My first operation took 6 hours. They deflated my lung, and took each growth plate out. One by one. I woke up to a nurse who sounded like my Nanna who’d passed away years before. Her strong northern Irish accent asked me to breathe more as my SAT’s (oxygen saturation levels) were low. She soothed me a lot.
Then as I came around more I was sick. I didn’t stop vomiting for days. Keeping food and liquids down was impossible. So I went on a drip. The week inbetween the 2 operations are totally blank. However I do remember some visitors, and the kind Stanmore staff.
I was then put out for the second surgery with a different anaesthetic. Evidently the first didn’t agree with me. This one took 8 hours. It’s hard to imagine what my family went through waiting.
This isn’t my xray, but it looks the same
Then the next day I awoke to a weird sensation in my throat. The nurses explained I had a ventilator down my trachea. I had a pain in my back (duh!), but it was actually just from pressure. It was scary not being able to articulate this.
Luckily my aunty was there with my mum. Her son, and my close cousin, is deaf since birth. I therefore knew enough sign language to spell my needs on her hand. Being Davids mum and a BSL interpreter Julie could understand me ?
The Recovery Process

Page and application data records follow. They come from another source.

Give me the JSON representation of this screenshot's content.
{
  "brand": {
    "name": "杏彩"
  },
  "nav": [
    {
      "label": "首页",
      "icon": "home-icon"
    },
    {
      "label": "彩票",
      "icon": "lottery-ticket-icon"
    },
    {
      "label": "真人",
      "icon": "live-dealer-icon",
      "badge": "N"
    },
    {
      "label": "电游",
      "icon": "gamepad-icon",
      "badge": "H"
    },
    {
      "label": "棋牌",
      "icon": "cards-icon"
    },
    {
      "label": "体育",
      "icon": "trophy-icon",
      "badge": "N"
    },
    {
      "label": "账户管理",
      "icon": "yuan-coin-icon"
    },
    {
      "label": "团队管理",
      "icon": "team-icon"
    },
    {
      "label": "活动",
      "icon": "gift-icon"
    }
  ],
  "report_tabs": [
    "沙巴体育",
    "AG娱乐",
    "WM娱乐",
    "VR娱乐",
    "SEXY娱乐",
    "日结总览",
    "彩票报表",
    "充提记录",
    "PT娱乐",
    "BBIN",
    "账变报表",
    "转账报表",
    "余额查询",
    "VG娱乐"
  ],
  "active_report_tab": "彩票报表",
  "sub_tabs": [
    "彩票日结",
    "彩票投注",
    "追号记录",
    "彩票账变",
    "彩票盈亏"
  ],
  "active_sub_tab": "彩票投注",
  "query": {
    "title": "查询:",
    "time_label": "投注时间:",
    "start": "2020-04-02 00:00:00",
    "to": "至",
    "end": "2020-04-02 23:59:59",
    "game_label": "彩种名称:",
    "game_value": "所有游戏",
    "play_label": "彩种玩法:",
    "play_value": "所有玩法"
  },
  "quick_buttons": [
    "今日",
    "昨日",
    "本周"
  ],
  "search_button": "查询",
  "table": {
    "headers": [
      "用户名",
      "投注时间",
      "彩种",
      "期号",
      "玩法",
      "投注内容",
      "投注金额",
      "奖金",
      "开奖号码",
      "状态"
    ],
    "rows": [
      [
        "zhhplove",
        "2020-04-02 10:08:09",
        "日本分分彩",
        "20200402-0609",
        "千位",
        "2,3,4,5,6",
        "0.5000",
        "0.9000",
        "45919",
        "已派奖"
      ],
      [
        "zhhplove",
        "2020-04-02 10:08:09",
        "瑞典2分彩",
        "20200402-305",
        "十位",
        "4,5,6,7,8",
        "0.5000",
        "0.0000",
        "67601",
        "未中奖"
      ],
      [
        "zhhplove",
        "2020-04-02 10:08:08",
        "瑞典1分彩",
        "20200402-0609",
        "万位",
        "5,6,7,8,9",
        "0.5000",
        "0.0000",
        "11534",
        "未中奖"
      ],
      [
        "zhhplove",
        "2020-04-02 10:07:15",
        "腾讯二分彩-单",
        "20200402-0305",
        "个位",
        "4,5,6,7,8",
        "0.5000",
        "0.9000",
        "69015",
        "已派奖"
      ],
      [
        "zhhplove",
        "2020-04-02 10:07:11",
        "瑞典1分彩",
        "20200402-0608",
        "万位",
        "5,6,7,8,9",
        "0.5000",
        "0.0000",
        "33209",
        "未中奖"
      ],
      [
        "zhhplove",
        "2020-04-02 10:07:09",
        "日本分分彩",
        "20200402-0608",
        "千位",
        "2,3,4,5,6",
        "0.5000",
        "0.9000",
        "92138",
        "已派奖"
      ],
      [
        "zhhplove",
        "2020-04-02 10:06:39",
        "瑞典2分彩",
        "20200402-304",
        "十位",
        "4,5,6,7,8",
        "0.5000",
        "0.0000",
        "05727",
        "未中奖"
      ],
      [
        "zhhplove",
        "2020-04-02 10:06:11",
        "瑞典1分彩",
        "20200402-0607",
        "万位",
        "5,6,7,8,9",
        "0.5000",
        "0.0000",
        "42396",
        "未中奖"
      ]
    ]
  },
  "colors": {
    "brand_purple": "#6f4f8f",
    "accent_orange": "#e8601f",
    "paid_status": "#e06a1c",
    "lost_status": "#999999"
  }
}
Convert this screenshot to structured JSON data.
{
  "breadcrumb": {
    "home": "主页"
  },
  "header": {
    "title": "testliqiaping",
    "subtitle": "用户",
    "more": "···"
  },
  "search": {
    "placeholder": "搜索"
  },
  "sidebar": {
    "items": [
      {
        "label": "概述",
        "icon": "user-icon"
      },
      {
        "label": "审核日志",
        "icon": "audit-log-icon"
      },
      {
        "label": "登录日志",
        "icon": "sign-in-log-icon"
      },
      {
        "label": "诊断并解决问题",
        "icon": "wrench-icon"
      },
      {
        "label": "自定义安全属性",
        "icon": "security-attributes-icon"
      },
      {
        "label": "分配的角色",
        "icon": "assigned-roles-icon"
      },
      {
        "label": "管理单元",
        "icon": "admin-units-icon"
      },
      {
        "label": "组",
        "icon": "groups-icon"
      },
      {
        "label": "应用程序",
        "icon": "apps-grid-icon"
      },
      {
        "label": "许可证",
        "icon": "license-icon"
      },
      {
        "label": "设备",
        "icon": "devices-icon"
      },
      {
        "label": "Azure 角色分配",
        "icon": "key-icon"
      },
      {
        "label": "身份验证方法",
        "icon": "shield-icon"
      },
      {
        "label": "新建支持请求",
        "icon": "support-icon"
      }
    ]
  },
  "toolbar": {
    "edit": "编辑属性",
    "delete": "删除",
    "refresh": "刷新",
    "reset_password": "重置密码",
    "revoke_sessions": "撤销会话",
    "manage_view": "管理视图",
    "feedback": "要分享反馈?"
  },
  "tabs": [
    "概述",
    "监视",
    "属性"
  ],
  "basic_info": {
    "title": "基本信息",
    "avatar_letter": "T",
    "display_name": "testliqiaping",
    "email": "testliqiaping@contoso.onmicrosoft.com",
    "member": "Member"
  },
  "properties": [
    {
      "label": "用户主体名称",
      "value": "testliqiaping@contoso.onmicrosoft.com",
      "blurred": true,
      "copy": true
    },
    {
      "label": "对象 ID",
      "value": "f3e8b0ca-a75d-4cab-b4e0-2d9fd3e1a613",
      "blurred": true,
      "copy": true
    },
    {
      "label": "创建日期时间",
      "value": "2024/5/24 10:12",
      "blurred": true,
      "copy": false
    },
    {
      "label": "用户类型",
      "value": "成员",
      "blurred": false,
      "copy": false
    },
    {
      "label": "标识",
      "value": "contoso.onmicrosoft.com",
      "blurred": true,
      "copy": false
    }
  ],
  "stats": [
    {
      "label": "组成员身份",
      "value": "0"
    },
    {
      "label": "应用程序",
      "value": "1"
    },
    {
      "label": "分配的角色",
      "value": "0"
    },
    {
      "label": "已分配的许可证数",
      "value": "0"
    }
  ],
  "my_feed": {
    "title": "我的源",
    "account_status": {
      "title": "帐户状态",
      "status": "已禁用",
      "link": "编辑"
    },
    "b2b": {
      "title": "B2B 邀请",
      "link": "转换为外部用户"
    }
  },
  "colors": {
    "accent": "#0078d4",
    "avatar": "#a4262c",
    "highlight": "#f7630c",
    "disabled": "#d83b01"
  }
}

Day by day I grew stronger. The tube was removed in a day or so. The sickness from before had gone. Back on the main adult ward I had some toilet issues. But I’ll spare you the story with the French lesson. Eventually I was wanting ice cream smuggled in and this time flirting with the hot Essex girl opposite. She was far more my age.
The first time I sat up was weird. After 3 weeks on my back. I was suddenly taller and straighter. And ridiculously dizzy!
Back home I was full of summer frustration. It was so hot. I wanted to get out of bed for longer. But pain and fatigue were my enemy. I beat them in the end. Of course.
For about a year I struggled with weight loss and anxiety spells. I went down to 4 1/2 stone. Every time I went to social events I felt like I’d pass out as my heart palpitated. At school I’d almost fall asleep in class.
It was horrible.
It was also the best thing ever. Once the pain, fatigue, weight loss, and dizziness stopped. My sitting position was more comfortable. My breathing was far stronger. My cough improved. I never looked back.
As much as I wouldn’t wish this on anyone including my worst enemy. It was a fundamentally important procedure for my long term health and wellbeing.
It’s a testament to the physios, OT’s, doctors, nurses and surgeons who made this happen. I don’t think I ever said this before, but thank you.
So as much as I repel those who want to cure me (I’m happy with all my ways). And as much as I work to breakdown the societal barriers that disable me. I’m forever grateful of this #HospitalHelpingHand.